Specifically, prior to Tax Day (April 15) 2021, the Biden administration will announce its proposal for fairer and more efficient tax enforcement. Among the elements:

  • A general dedication to rebuilding the IRS by substantially increasing its funding and hiring and refocusing audit resources.
  • Directing the IRS Commissioner to develop a plan by a date certain for restoring audit rates on wealthy individuals and profitable corporations to at least the levels of a decade ago and improving audit protections for low-income tax credit recipients.
  • Announcing a budget request to Congress that would achieve those goals.
  1. Require Presidential and Vice-presidential Candidates and Officeholders to Release Their Tax Returns. (Maybe include as part of a broader democracy/good government agenda.)

Joe Biden believes in honest politicians, transparent governance, and the voters’ right to know. That’s why he’s released the last 21 years of his tax returns. On Day One, as part of broader legislation to create greater openness and transparency in government, he will propose requiring presidents, vice presidents and major-party candidates for those positions to disclose 10 years of their most recent tax returns, including their business tax returns, to the Federal Election Commission, which would then make the returns publicly available. These requirements were included in H.R. 1, the For the People Act of 2019, which was passed by the House of Representatives in 2019.

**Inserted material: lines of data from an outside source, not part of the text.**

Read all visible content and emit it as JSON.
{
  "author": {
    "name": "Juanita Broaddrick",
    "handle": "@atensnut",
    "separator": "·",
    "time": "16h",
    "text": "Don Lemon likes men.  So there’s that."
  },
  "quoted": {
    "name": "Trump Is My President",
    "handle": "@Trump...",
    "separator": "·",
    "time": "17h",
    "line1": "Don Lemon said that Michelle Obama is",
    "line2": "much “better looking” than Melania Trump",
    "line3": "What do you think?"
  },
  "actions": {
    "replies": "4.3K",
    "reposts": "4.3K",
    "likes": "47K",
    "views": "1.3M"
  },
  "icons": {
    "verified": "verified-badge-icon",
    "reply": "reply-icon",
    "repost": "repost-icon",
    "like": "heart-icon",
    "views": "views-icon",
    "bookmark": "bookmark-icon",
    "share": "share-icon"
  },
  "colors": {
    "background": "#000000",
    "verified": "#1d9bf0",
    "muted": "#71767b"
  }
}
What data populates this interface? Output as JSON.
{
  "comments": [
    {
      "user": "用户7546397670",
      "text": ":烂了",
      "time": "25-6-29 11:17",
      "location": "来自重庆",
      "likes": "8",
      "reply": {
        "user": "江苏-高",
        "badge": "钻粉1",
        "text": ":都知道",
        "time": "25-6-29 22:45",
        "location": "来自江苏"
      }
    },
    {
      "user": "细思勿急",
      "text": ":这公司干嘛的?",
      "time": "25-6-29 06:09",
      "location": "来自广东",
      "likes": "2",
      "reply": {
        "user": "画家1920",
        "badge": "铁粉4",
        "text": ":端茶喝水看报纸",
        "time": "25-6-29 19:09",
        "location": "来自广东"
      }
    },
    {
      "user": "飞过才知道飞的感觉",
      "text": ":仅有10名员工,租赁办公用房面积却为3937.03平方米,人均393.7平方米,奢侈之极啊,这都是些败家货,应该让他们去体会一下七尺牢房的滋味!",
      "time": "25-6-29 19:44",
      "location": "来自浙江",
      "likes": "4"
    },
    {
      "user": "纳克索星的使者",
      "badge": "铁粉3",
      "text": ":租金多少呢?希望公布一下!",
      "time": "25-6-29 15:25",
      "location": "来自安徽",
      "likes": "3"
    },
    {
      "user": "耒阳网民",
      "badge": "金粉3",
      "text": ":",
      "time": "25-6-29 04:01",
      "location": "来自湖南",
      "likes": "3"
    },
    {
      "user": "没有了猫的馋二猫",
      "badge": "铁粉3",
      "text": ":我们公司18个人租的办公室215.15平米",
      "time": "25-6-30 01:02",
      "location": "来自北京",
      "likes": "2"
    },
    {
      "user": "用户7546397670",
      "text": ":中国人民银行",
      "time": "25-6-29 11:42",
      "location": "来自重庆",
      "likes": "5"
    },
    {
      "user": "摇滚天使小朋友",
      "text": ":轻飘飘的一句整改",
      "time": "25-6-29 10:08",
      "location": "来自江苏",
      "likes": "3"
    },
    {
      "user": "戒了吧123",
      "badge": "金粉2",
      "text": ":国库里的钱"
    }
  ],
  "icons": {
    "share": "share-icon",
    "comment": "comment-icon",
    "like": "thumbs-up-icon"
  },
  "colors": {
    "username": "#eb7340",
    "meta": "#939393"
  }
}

  1. Require Increased Disclosure by any Special Interest Seeking to Lobby the IRS, Treasury, or Other Executive Branch Office (including the White House) for Tax Relief. (Maybe include as part of a broader democracy/good government agenda.)

The IRS, Treasury, and other Executive Branch offices, such as the Office of Information and Regulatory Affairs and the Council of Economic Advisers, are regularly lobbied by special interests seeking tax relief, special tax treatment or some other type of tax benefit that may collectively cost taxpayers billions of dollars in tax revenues. In addition, the true parties in interest may be hidden behind a trade association, lobbying group, or tax-exempt organization that has agreed to lead the lobbying effort.

To restore trust in government, like the U.S. House of Representatives that requires submission of a Truth-in-Testimony form before a party can testify before a committee, the Executive Branch should require a Truth-in-Lobbying disclosure form before any person can discuss, suggest, or submit a proposal for tax relief or special tax treatment to the IRS, Treasury, or other Executive Branch office (including the White House). That form, which would have to be submitted in advance of a meeting or in connection with a written comment on a proposed change to the tax code, would have to disclose the person’s potential stake in the tax proposal and it should be posted on an easily accessible part of an agency’s website.

An individual, corporation, or other entity recommending the tax proposal would be required to disclose:

  • How that person would benefit from the proposal; and
  • Provide a dollar estimate for each such person’s potential tax savings from the proposal using the following brackets: Under $10,000; $10,000 – $100,000; $100,000 – $500,000; $500,000 – $2,500,000; $2,500,000 – $10,000,000; $10,000,000 – $100,000,000; $100,000,000 – $1 billion; over $1 billion.